### Exercise
Reproduce the data shown below exactly.

### Provided records

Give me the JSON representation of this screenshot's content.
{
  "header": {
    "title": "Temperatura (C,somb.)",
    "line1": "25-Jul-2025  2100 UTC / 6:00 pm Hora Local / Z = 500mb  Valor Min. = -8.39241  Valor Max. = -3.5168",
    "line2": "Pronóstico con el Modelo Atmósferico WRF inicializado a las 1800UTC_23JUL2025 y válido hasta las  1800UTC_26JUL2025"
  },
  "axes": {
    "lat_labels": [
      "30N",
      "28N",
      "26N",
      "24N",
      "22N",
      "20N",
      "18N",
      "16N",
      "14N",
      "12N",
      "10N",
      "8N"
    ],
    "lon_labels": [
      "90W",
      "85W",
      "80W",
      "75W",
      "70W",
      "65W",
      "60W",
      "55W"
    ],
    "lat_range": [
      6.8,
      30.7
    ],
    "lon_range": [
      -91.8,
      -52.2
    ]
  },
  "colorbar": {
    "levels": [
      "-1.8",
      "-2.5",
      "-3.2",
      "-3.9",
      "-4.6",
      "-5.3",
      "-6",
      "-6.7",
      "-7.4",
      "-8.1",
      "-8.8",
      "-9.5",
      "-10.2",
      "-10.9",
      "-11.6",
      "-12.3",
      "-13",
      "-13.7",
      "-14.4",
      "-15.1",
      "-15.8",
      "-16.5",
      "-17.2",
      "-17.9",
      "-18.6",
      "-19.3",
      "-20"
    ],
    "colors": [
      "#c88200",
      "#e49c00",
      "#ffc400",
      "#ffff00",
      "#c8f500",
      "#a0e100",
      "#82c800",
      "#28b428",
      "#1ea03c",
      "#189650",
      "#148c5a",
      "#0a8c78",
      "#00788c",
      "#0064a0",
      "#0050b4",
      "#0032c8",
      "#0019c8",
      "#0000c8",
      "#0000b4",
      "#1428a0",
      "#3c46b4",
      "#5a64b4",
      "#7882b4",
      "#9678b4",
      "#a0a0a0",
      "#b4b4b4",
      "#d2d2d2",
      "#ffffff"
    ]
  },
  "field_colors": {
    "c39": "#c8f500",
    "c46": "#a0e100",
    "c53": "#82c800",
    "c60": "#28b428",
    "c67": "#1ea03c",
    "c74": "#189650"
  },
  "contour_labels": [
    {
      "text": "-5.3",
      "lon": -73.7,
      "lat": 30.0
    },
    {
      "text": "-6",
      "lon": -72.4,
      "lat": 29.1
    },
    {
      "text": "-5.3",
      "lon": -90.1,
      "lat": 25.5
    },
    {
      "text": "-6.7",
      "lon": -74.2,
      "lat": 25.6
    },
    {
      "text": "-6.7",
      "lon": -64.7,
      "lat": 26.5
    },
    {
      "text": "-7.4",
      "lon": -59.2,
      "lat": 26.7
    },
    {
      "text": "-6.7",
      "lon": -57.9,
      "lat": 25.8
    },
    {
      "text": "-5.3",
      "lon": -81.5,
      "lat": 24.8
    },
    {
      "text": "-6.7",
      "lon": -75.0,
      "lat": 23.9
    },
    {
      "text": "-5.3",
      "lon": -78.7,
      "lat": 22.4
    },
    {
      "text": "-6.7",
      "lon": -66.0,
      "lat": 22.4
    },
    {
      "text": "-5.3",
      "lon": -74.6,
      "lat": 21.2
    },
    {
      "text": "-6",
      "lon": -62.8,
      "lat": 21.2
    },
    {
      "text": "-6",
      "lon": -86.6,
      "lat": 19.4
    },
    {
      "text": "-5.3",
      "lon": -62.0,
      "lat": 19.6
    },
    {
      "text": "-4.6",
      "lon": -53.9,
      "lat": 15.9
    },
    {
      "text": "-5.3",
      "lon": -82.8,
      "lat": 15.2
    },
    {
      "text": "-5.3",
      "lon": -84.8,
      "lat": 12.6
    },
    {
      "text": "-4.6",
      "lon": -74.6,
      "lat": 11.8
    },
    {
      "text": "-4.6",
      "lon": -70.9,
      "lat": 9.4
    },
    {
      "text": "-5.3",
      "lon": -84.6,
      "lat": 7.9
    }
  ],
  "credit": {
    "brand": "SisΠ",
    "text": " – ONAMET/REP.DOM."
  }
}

### Problem solution
Give me the JSON representation of this screenshot's content.
{
  "header": {
    "title": "Temperatura (C,somb.)",
    "line1": "25-Jul-2025  2100 UTC / 6:00 pm Hora Local / Z = 500mb  Valor Min. = -8.39241  Valor Max. = -3.5168",
    "line2": "Pronóstico con el Modelo Atmósferico WRF inicializado a las 1800UTC_23JUL2025 y válido hasta las  1800UTC_26JUL2025"
  },
  "axes": {
    "lat_labels": [
      "30N",
      "28N",
      "26N",
      "24N",
      "22N",
      "20N",
      "18N",
      "16N",
      "14N",
      "12N",
      "10N",
      "8N"
    ],
    "lon_labels": [
      "90W",
      "85W",
      "80W",
      "75W",
      "70W",
      "65W",
      "60W",
      "55W"
    ],
    "lat_range": [
      6.8,
      30.7
    ],
    "lon_range": [
      -91.8,
      -52.2
    ]
  },
  "colorbar": {
    "levels": [
      "-1.8",
      "-2.5",
      "-3.2",
      "-3.9",
      "-4.6",
      "-5.3",
      "-6",
      "-6.7",
      "-7.4",
      "-8.1",
      "-8.8",
      "-9.5",
      "-10.2",
      "-10.9",
      "-11.6",
      "-12.3",
      "-13",
      "-13.7",
      "-14.4",
      "-15.1",
      "-15.8",
      "-16.5",
      "-17.2",
      "-17.9",
      "-18.6",
      "-19.3",
      "-20"
    ],
    "colors": [
      "#c88200",
      "#e49c00",
      "#ffc400",
      "#ffff00",
      "#c8f500",
      "#a0e100",
      "#82c800",
      "#28b428",
      "#1ea03c",
      "#189650",
      "#148c5a",
      "#0a8c78",
      "#00788c",
      "#0064a0",
      "#0050b4",
      "#0032c8",
      "#0019c8",
      "#0000c8",
      "#0000b4",
      "#1428a0",
      "#3c46b4",
      "#5a64b4",
      "#7882b4",
      "#9678b4",
      "#a0a0a0",
      "#b4b4b4",
      "#d2d2d2",
      "#ffffff"
    ]
  },
  "field_colors": {
    "c39": "#c8f500",
    "c46": "#a0e100",
    "c53": "#82c800",
    "c60": "#28b428",
    "c67": "#1ea03c",
    "c74": "#189650"
  },
  "contour_labels": [
    {
      "text": "-5.3",
      "lon": -73.7,
      "lat": 30.0
    },
    {
      "text": "-6",
      "lon": -72.4,
      "lat": 29.1
    },
    {
      "text": "-5.3",
      "lon": -90.1,
      "lat": 25.5
    },
    {
      "text": "-6.7",
      "lon": -74.2,
      "lat": 25.6
    },
    {
      "text": "-6.7",
      "lon": -64.7,
      "lat": 26.5
    },
    {
      "text": "-7.4",
      "lon": -59.2,
      "lat": 26.7
    },
    {
      "text": "-6.7",
      "lon": -57.9,
      "lat": 25.8
    },
    {
      "text": "-5.3",
      "lon": -81.5,
      "lat": 24.8
    },
    {
      "text": "-6.7",
      "lon": -75.0,
      "lat": 23.9
    },
    {
      "text": "-5.3",
      "lon": -78.7,
      "lat": 22.4
    },
    {
      "text": "-6.7",
      "lon": -66.0,
      "lat": 22.4
    },
    {
      "text": "-5.3",
      "lon": -74.6,
      "lat": 21.2
    },
    {
      "text": "-6",
      "lon": -62.8,
      "lat": 21.2
    },
    {
      "text": "-6",
      "lon": -86.6,
      "lat": 19.4
    },
    {
      "text": "-5.3",
      "lon": -62.0,
      "lat": 19.6
    },
    {
      "text": "-4.6",
      "lon": -53.9,
      "lat": 15.9
    },
    {
      "text": "-5.3",
      "lon": -82.8,
      "lat": 15.2
    },
    {
      "text": "-5.3",
      "lon": -84.8,
      "lat": 12.6
    },
    {
      "text": "-4.6",
      "lon": -74.6,
      "lat": 11.8
    },
    {
      "text": "-4.6",
      "lon": -70.9,
      "lat": 9.4
    },
    {
      "text": "-5.3",
      "lon": -84.6,
      "lat": 7.9
    }
  ],
  "credit": {
    "brand": "SisΠ",
    "text": " – ONAMET/REP.DOM."
  }
}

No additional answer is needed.